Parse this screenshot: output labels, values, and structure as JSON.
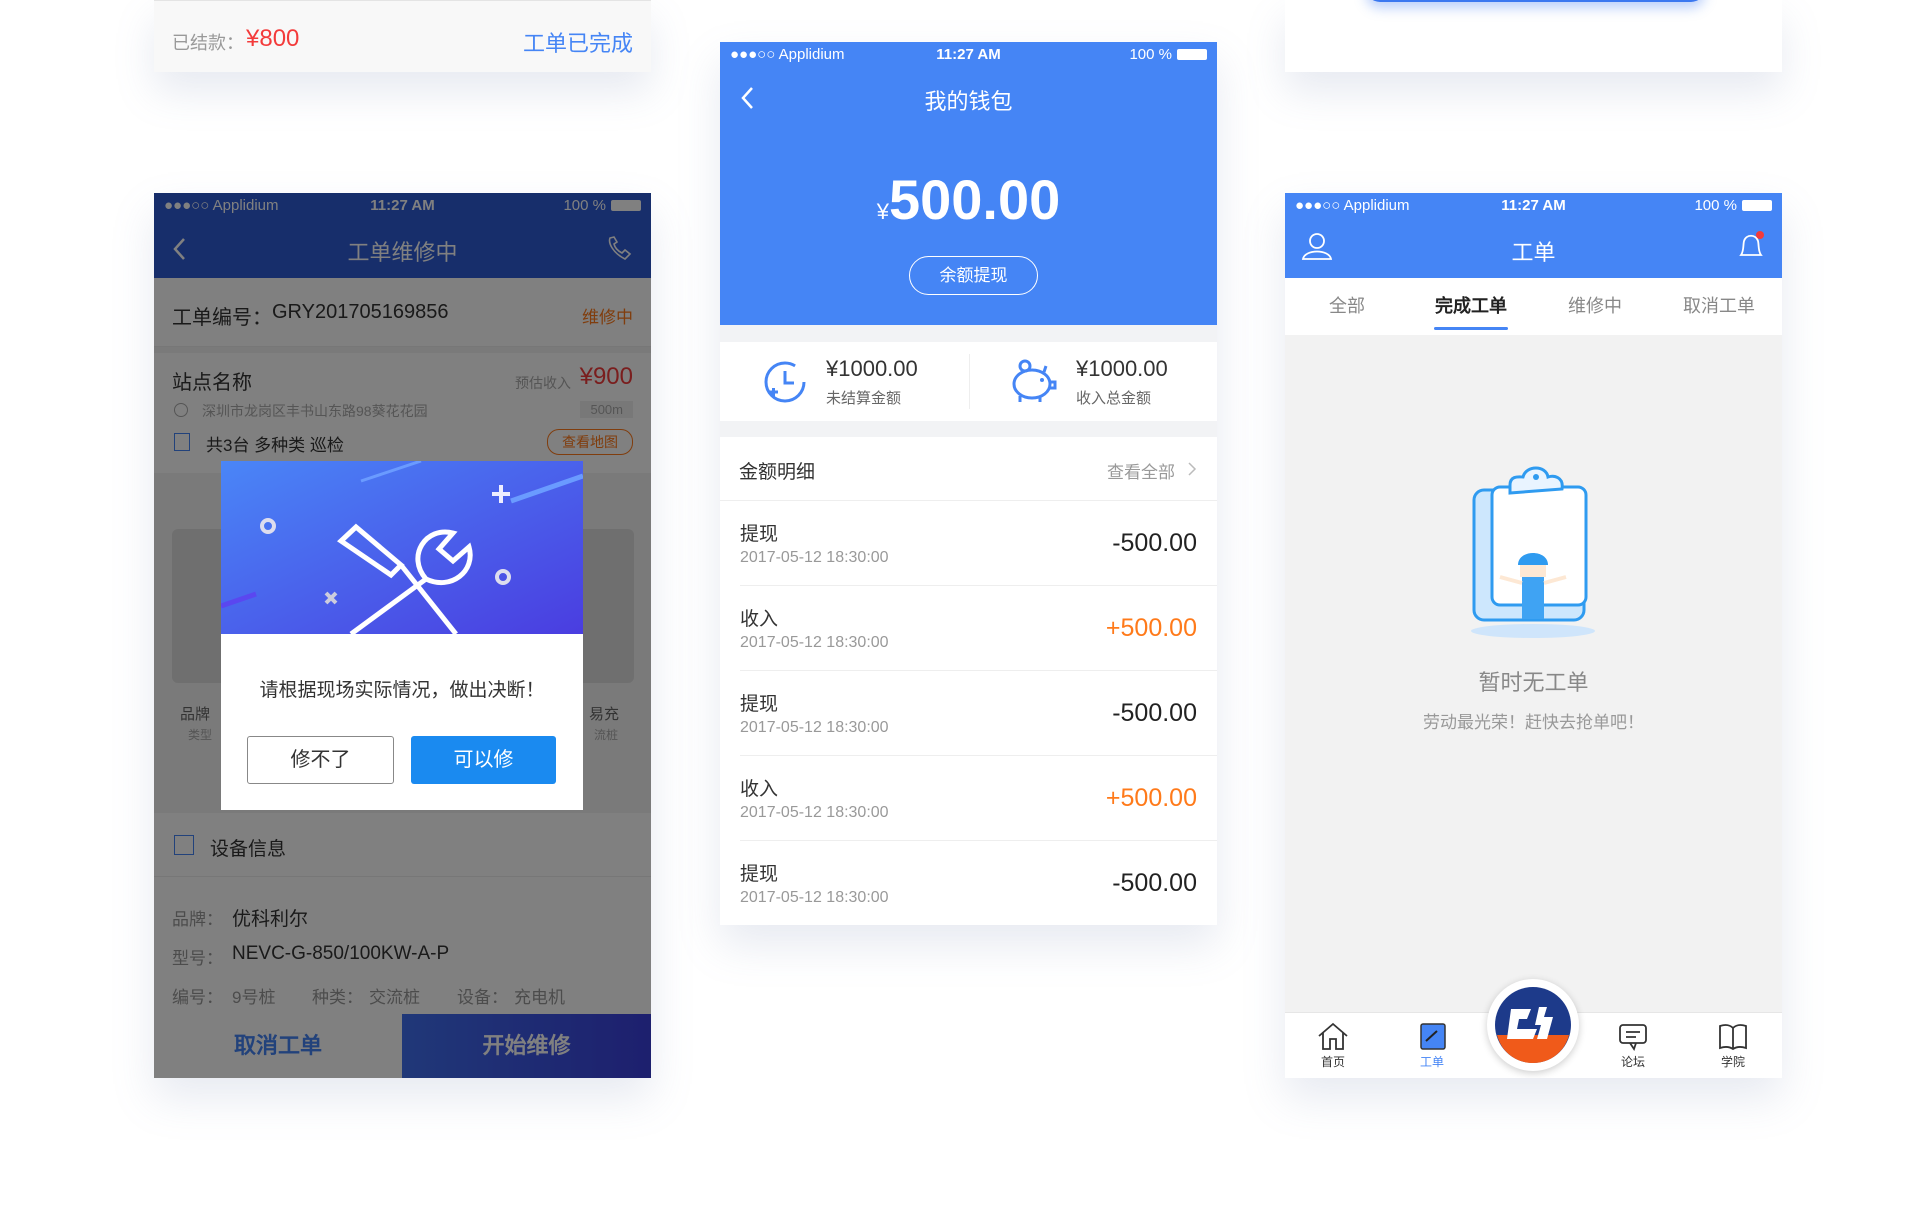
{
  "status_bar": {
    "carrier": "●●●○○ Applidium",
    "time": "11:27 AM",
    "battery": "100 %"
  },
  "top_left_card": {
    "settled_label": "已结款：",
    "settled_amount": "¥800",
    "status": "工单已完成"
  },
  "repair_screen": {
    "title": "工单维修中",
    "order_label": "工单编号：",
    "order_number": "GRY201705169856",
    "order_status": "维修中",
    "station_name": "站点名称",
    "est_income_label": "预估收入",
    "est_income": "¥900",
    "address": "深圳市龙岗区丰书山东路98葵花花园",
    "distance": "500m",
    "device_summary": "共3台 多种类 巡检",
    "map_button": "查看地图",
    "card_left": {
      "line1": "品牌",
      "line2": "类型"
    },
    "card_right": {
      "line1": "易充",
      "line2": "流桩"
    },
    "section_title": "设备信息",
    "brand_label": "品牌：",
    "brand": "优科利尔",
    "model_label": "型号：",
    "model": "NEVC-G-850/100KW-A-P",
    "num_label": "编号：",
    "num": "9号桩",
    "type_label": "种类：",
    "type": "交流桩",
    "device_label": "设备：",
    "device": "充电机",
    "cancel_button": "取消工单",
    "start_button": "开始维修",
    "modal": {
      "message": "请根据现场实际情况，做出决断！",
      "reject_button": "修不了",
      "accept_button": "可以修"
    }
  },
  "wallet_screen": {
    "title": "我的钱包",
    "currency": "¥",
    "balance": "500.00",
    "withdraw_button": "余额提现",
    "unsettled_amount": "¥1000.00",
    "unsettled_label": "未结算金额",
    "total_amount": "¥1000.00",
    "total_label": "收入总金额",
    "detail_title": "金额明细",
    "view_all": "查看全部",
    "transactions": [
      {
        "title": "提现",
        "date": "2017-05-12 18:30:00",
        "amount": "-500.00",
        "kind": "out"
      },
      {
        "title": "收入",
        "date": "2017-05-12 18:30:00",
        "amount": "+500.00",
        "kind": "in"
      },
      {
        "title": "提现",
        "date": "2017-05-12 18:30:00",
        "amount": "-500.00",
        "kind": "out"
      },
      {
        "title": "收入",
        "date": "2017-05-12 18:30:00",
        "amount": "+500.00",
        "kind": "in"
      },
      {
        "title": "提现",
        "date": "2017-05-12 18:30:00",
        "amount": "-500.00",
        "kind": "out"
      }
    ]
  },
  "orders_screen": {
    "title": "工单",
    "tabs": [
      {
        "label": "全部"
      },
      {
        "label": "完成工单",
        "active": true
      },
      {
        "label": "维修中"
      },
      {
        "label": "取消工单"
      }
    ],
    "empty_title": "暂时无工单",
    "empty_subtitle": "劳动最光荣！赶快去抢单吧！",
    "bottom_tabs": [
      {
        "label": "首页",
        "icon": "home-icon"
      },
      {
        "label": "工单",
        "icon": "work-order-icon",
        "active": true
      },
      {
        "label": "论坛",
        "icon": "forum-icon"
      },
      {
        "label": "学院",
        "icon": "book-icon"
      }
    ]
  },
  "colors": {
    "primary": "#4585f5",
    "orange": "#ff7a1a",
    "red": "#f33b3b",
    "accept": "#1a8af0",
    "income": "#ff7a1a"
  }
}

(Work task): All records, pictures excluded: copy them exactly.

(Problem solution):
Parse this screenshot: output labels, values, and structure as JSON.
{
  "status_bar": {
    "carrier": "●●●○○ Applidium",
    "time": "11:27 AM",
    "battery": "100 %"
  },
  "top_left_card": {
    "settled_label": "已结款：",
    "settled_amount": "¥800",
    "status": "工单已完成"
  },
  "repair_screen": {
    "title": "工单维修中",
    "order_label": "工单编号：",
    "order_number": "GRY201705169856",
    "order_status": "维修中",
    "station_name": "站点名称",
    "est_income_label": "预估收入",
    "est_income": "¥900",
    "address": "深圳市龙岗区丰书山东路98葵花花园",
    "distance": "500m",
    "device_summary": "共3台 多种类 巡检",
    "map_button": "查看地图",
    "card_left": {
      "line1": "品牌",
      "line2": "类型"
    },
    "card_right": {
      "line1": "易充",
      "line2": "流桩"
    },
    "section_title": "设备信息",
    "brand_label": "品牌：",
    "brand": "优科利尔",
    "model_label": "型号：",
    "model": "NEVC-G-850/100KW-A-P",
    "num_label": "编号：",
    "num": "9号桩",
    "type_label": "种类：",
    "type": "交流桩",
    "device_label": "设备：",
    "device": "充电机",
    "cancel_button": "取消工单",
    "start_button": "开始维修",
    "modal": {
      "message": "请根据现场实际情况，做出决断！",
      "reject_button": "修不了",
      "accept_button": "可以修"
    }
  },
  "wallet_screen": {
    "title": "我的钱包",
    "currency": "¥",
    "balance": "500.00",
    "withdraw_button": "余额提现",
    "unsettled_amount": "¥1000.00",
    "unsettled_label": "未结算金额",
    "total_amount": "¥1000.00",
    "total_label": "收入总金额",
    "detail_title": "金额明细",
    "view_all": "查看全部",
    "transactions": [
      {
        "title": "提现",
        "date": "2017-05-12 18:30:00",
        "amount": "-500.00",
        "kind": "out"
      },
      {
        "title": "收入",
        "date": "2017-05-12 18:30:00",
        "amount": "+500.00",
        "kind": "in"
      },
      {
        "title": "提现",
        "date": "2017-05-12 18:30:00",
        "amount": "-500.00",
        "kind": "out"
      },
      {
        "title": "收入",
        "date": "2017-05-12 18:30:00",
        "amount": "+500.00",
        "kind": "in"
      },
      {
        "title": "提现",
        "date": "2017-05-12 18:30:00",
        "amount": "-500.00",
        "kind": "out"
      }
    ]
  },
  "orders_screen": {
    "title": "工单",
    "tabs": [
      {
        "label": "全部"
      },
      {
        "label": "完成工单",
        "active": true
      },
      {
        "label": "维修中"
      },
      {
        "label": "取消工单"
      }
    ],
    "empty_title": "暂时无工单",
    "empty_subtitle": "劳动最光荣！赶快去抢单吧！",
    "bottom_tabs": [
      {
        "label": "首页",
        "icon": "home-icon"
      },
      {
        "label": "工单",
        "icon": "work-order-icon",
        "active": true
      },
      {
        "label": "论坛",
        "icon": "forum-icon"
      },
      {
        "label": "学院",
        "icon": "book-icon"
      }
    ]
  },
  "colors": {
    "primary": "#4585f5",
    "orange": "#ff7a1a",
    "red": "#f33b3b",
    "accept": "#1a8af0",
    "income": "#ff7a1a"
  }
}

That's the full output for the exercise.